The dollar was poised for its biggest monthly gain since January after the Federal Reserve took a step closer to raising interest rates this year.
The U.S. currency strengthened against 14 of its 16 major peers as policy makers turned more bullish on employment compared with their meeting in June. The Fed made a one-word change to its language on conditions that would justify a rate increase: It needs to see “some further improvement in the labor market,” adding the modifier “some.”
“We got a broadly U.S. dollar-positive outcome from the meeting,” said Raiko Shareef, a markets strategist at Bank of New Zealand Ltd. in Wellington. The addition of the word “some” to the Fed statement “will make the two following employment reports we get more important, and strong results would support our view of a September liftoff.”
At the same time, speculation is building among traders that the dollar’s gains will become more gradual.
Its appreciation against the euro will slow “because even if the Fed hikes, it will be very cautious in terms of signaling and pre-committing to further policy-tightening,” said Petr Krpata, a foreign-exchange strategist at ING Groep NV in London. “The Fed will want to avoid a type of communication that would cause as sharp a move” as experienced by the dollar in recent months.
Krpata forecast that an increase of more than 200,000 jobs in both July and August will prompt the Fed to increase interest rates by 25 basis points in September.
The Bloomberg Dollar Spot Index, which tracks the greenback versus 10 of its major peers, has advanced 2.5 percent this month. At that pace, it would far overshoot the 4.4 percent average appreciation by year-end against the euro forecast of analysts.
The index rose 0.3 percent to 1,210.87 as of 6:58 a.m. in New York. It reached the highest on record in March this year, at 1,222.94, in data going back to 2004.
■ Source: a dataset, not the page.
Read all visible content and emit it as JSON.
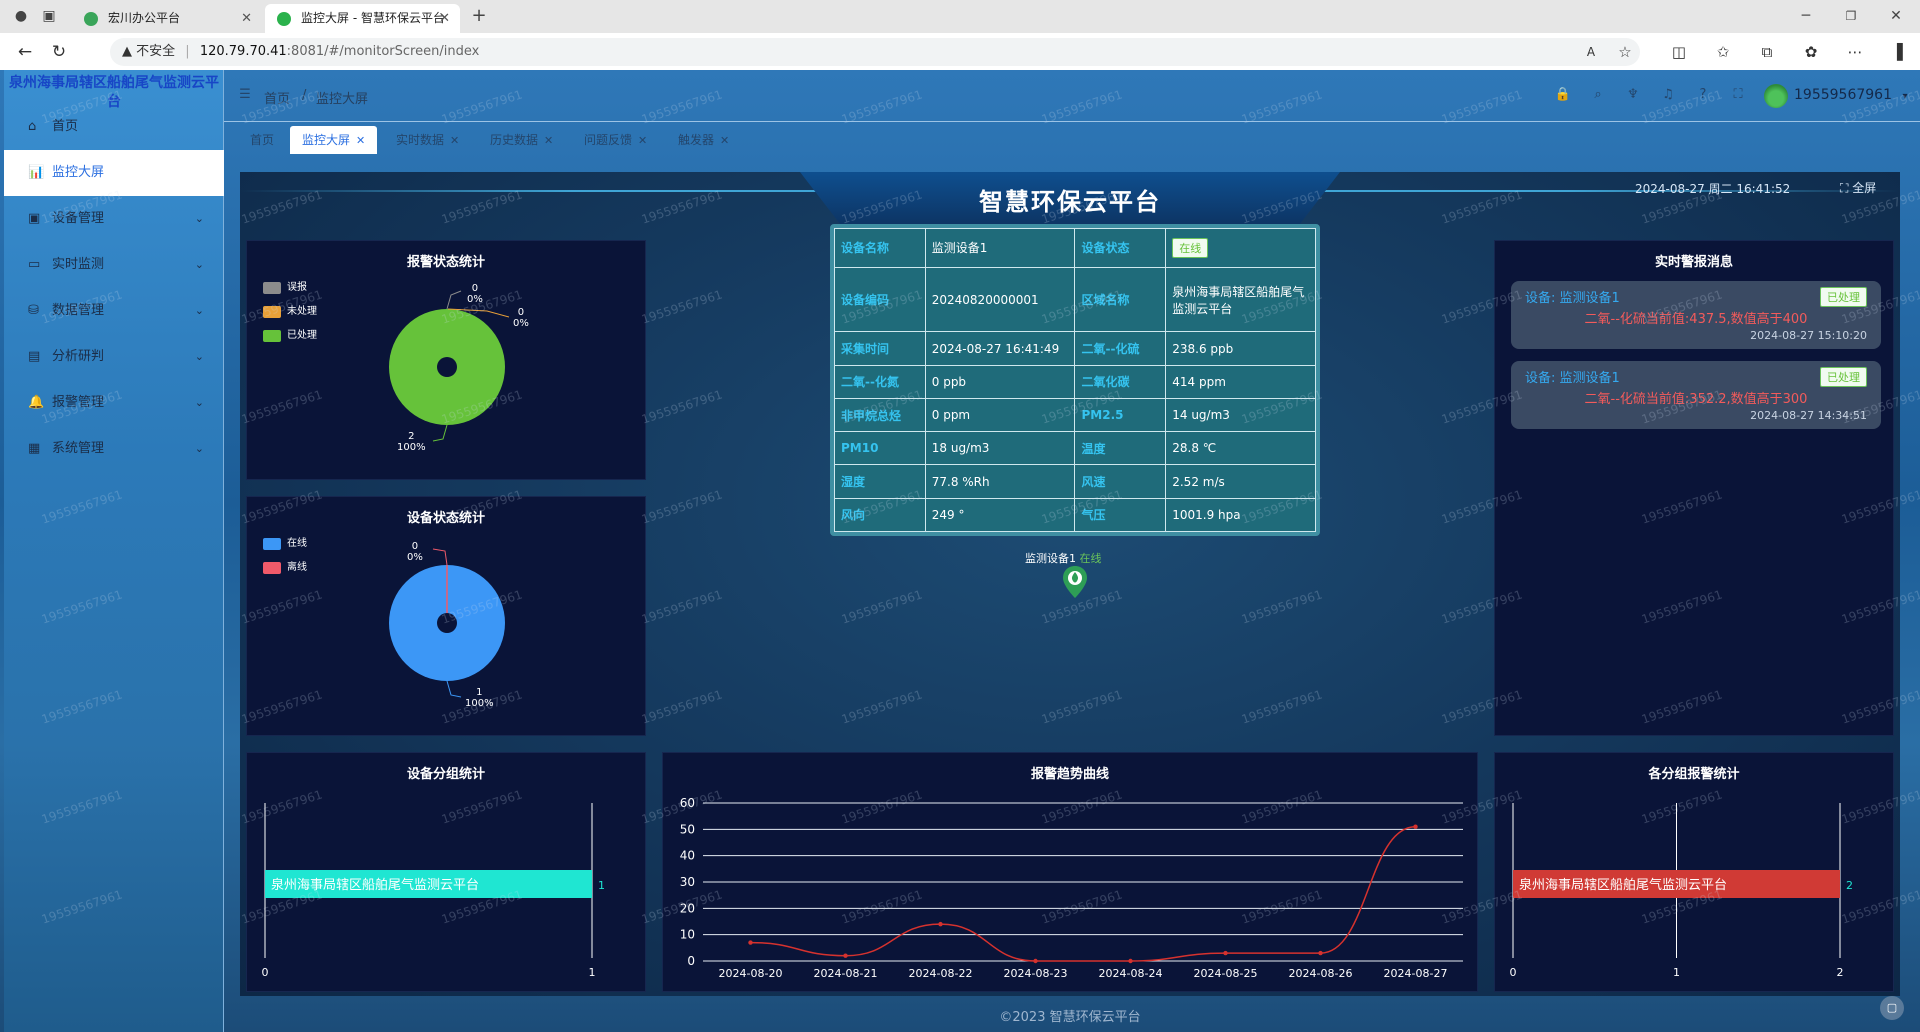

Currency forecasters have been ratcheting back expectations for gains in the dollar amid concern about persistent weakness in the economy that few had predicted.
In April, analysts were calling for the ICE U.S. Dollar Index to reach a 12-year high of 100.70 at year-end. Now they see it finishing 2015 at 97.32, according to the median estimate in a Bloomberg survey.
“The trend will be for a stronger dollar, but probably not at the pace we’ve seen,” Richard Clarida, global strategic adviser at Pacific Investment Management Co., which oversees $1.52 trillion, said Wednesday on the sidelines of the 2015 UBS CIO Global Forum in New York.
The dollar strengthened 0.2 percent to $1.0962 per euro, and 0.4 percent to 124.34 yen.
New Zealand’s dollar was the worst performer versus the greenback among Group-of-10 currencies. The kiwi dropped 0.7 percent to 66.17 U.S. cents, adding to a 0.3 percent decline on Wednesday.
Data due Thursday are forecast to show the world’s largest economy expanded at a 2.5 percent annual rate in the second quarter, according to the median estimate of economists in a Bloomberg survey.
Fed Chair Janet Yellen said earlier this month she expects the central bank to raise its benchmark rate this year, and that waiting too long to raise rates holds risks for the U.S. economy, as does tightening too quickly.
Traders are pricing in a 44 percent probability that the Fed raises rates at or before the September meeting, based on the assumption that the effective fed funds rate will average 0.375 percent following the increase.